Sandra Oh and Jodie Comer said at the TV press tour on Saturday that Season 2 will find Eve and Vilanelle more "vulnerable" than ever before.
BBC America also released new photos from the upcoming season of the Idris Elba-led crime drama. The fifth season debuted to record ratings earlier this year in the UK, where viewers reportedly complained that it was "too gruesome."
The Terror: Infamy, which began shooting on Jan. 14 in Vancouver, now has an official logline: "Set during World War II, the haunting and suspenseful 10-episode season centers on a series of bizarre deaths that haunt a Japanese-American community, and a young man’s journey to understand and combat the malevolent entity responsible."
“We are going to do our best to educate folks about it,” showrunner Jane O’Brien said while promoting her upcoming AMC horror series at the TV press tour. “One of the wonderful things about the book is that there are a lot of word games in it.” O'Brien points out that many readers of the Joe Hill novel that inspired the series are already familiar with the title.
Nat Geo Wild said it is applying the Live PD formula to animal hospitals.
Showtime has acquired Alison Eastwood's documentary, titled The Go-Go’s, that looks back at the girl group's 1980s emergence from Los Angeles' punk rock scene.

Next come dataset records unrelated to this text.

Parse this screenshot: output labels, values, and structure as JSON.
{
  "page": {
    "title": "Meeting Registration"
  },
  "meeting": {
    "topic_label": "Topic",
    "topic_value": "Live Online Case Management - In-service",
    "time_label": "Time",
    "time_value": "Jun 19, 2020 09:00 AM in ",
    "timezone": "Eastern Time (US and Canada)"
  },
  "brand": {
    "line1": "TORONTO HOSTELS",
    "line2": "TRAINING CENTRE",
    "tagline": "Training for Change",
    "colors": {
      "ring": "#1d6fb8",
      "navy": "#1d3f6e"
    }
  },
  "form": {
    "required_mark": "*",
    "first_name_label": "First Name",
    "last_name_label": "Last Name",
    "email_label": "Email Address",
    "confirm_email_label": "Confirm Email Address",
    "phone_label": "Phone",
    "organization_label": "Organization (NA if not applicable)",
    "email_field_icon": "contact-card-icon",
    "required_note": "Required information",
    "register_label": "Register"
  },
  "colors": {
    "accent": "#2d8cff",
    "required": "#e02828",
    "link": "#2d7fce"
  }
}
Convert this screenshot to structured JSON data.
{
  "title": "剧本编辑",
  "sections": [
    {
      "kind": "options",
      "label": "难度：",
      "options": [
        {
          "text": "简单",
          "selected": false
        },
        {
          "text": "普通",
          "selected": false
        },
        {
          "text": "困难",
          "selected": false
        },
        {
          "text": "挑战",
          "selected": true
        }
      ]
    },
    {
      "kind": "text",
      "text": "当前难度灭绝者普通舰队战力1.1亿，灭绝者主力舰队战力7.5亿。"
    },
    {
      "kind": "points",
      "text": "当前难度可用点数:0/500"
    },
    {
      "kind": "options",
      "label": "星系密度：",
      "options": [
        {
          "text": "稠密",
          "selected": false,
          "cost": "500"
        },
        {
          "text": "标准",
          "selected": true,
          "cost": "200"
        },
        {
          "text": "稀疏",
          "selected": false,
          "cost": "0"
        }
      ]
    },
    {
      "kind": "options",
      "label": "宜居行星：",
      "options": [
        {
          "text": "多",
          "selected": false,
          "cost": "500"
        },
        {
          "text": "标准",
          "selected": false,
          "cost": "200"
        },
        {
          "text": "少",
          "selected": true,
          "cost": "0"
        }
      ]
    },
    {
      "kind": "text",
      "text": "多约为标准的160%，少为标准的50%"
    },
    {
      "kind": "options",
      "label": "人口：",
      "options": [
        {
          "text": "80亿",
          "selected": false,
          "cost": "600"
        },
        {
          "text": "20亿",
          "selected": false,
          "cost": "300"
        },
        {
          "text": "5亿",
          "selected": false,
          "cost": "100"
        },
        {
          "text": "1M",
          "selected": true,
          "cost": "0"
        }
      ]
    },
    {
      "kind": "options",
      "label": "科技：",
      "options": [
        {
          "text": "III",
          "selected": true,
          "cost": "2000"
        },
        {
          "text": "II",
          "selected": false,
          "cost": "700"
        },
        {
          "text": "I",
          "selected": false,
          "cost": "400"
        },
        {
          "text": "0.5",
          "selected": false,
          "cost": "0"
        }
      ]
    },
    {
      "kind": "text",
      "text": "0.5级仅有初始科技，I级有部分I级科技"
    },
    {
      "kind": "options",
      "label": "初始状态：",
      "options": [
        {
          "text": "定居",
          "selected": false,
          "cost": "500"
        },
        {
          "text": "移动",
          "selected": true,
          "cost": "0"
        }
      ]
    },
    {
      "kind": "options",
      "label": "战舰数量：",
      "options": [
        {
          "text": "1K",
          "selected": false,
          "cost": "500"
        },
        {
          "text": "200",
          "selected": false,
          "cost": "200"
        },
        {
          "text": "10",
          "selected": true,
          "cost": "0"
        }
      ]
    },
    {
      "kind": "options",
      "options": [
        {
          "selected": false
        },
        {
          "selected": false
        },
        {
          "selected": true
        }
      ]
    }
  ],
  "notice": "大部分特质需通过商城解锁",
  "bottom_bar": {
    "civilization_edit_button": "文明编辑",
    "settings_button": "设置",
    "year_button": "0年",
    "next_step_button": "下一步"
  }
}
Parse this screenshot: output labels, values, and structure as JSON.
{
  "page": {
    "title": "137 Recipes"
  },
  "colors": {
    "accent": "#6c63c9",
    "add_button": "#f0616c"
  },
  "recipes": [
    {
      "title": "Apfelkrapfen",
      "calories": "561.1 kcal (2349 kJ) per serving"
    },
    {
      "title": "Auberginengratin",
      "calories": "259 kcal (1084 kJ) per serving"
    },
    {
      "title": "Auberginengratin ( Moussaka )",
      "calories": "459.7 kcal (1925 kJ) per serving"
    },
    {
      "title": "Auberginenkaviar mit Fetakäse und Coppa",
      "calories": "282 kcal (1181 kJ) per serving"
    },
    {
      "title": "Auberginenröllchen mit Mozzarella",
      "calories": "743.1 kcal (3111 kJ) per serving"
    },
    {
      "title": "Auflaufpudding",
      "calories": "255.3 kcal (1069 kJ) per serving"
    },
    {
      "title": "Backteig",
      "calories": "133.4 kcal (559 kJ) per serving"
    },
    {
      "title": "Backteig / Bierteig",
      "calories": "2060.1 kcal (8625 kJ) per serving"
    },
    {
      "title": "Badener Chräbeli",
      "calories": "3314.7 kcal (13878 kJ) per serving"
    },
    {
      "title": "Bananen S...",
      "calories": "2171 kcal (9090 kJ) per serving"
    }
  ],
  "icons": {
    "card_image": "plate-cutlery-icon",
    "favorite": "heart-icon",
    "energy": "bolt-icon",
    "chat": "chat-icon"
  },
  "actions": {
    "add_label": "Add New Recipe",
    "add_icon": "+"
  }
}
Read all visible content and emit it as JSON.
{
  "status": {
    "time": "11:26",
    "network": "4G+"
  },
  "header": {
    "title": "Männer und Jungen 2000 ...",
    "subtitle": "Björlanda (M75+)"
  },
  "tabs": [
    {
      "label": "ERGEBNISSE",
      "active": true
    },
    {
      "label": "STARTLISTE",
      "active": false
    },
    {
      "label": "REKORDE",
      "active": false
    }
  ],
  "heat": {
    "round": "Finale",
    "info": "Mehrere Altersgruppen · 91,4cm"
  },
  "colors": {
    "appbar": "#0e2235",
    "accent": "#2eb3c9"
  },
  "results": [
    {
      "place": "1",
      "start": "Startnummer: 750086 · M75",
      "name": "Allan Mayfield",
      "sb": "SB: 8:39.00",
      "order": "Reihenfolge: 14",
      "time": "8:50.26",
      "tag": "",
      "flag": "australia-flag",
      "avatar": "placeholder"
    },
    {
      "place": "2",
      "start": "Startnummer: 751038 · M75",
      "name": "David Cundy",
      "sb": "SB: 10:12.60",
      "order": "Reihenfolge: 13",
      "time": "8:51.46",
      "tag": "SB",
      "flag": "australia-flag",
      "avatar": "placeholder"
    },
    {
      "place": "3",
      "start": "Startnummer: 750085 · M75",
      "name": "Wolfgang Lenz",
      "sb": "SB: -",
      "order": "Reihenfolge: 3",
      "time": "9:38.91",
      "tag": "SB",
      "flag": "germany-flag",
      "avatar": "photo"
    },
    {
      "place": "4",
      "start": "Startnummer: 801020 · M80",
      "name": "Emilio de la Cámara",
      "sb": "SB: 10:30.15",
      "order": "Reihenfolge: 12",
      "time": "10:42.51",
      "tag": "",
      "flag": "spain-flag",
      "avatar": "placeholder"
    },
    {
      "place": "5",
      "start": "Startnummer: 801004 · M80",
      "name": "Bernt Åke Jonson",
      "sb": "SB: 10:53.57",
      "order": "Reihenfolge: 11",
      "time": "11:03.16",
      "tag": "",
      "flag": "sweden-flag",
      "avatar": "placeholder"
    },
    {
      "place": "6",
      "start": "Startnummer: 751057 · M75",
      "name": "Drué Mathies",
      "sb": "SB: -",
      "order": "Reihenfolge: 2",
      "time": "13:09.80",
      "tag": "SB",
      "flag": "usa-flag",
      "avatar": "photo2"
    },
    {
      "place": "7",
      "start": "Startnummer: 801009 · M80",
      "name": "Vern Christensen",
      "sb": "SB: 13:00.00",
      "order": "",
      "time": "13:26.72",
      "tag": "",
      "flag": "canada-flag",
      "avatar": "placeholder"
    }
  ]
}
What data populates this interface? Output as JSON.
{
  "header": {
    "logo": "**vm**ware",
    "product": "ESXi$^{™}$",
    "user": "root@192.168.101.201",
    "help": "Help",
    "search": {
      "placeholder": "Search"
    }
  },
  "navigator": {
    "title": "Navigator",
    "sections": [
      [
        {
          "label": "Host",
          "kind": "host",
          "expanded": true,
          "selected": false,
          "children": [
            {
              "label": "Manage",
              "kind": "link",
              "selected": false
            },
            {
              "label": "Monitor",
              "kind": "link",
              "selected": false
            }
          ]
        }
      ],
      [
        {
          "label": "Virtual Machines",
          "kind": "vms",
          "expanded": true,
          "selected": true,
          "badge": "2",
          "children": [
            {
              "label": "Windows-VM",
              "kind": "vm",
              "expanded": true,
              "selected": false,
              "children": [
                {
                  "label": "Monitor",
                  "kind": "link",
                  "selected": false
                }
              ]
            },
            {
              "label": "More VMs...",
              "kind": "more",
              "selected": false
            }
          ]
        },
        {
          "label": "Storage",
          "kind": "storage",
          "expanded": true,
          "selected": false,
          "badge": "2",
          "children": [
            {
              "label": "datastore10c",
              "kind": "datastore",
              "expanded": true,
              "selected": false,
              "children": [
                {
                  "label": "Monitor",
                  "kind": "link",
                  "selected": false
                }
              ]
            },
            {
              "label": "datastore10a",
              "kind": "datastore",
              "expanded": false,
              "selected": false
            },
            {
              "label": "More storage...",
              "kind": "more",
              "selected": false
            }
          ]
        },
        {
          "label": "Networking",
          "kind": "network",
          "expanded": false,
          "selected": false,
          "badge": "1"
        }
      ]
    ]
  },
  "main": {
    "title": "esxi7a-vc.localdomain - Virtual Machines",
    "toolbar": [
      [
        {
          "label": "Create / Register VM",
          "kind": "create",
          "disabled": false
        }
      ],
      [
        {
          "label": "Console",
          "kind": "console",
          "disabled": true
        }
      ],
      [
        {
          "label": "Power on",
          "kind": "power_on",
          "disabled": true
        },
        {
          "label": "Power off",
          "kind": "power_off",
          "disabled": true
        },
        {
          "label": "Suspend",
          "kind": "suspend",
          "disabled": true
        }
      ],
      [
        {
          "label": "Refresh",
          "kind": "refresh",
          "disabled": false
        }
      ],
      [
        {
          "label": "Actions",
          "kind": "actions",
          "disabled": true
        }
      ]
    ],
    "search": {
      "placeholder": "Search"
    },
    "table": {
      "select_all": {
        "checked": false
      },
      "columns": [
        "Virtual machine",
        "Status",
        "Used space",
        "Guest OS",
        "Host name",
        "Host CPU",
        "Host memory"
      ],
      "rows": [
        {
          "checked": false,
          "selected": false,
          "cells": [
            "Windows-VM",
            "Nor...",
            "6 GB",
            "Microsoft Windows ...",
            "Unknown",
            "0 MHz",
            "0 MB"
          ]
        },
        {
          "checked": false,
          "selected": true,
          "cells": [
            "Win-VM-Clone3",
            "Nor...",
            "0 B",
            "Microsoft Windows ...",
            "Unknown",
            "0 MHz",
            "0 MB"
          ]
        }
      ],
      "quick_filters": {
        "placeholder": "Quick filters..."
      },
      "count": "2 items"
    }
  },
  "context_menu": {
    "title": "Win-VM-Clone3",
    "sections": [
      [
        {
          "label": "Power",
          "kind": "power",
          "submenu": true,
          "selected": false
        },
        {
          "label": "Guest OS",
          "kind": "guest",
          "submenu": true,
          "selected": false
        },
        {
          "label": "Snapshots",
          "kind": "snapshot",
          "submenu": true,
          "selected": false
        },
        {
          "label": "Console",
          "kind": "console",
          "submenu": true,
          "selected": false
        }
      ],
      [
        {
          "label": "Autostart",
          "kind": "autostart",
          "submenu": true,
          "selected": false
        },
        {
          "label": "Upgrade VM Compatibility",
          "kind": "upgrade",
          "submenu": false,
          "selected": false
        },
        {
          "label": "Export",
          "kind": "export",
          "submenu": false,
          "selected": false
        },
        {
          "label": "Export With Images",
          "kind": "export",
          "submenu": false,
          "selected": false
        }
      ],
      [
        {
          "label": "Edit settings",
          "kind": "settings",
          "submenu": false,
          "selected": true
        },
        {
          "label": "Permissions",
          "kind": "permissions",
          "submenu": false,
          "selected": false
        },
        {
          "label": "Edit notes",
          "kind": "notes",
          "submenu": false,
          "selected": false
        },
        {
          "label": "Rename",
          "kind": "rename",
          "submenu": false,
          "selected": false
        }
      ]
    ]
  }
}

British playwright Moffat and Jordan are producing the Chicago-set drama about "a promising high school athlete, who is swept up into the infamously corrupt Chicago criminal justice system. Taken by the police as a gang member, he soon finds himself in the eye of the storm as police and prosecutors seek revenge for the death of an officer during a drug bust gone wrong."
Knox, who was herself the subject of a Netflix true-crime documentary in 2016, will host The Truth About True Crime. It will serve as a companion to SundanceTV docuseries Ministry of Evil: The Twisted Cult of Tony Alamo, Killing for Love, The Preppie Murder: Death In Central Park and No One Saw A Thing.
Miller was photographed with co-star Russell Crowe, who portrays the late Fox News founder on the Showtime limited series. Miller portrays Ailes' wife, Elizabeth Tilson.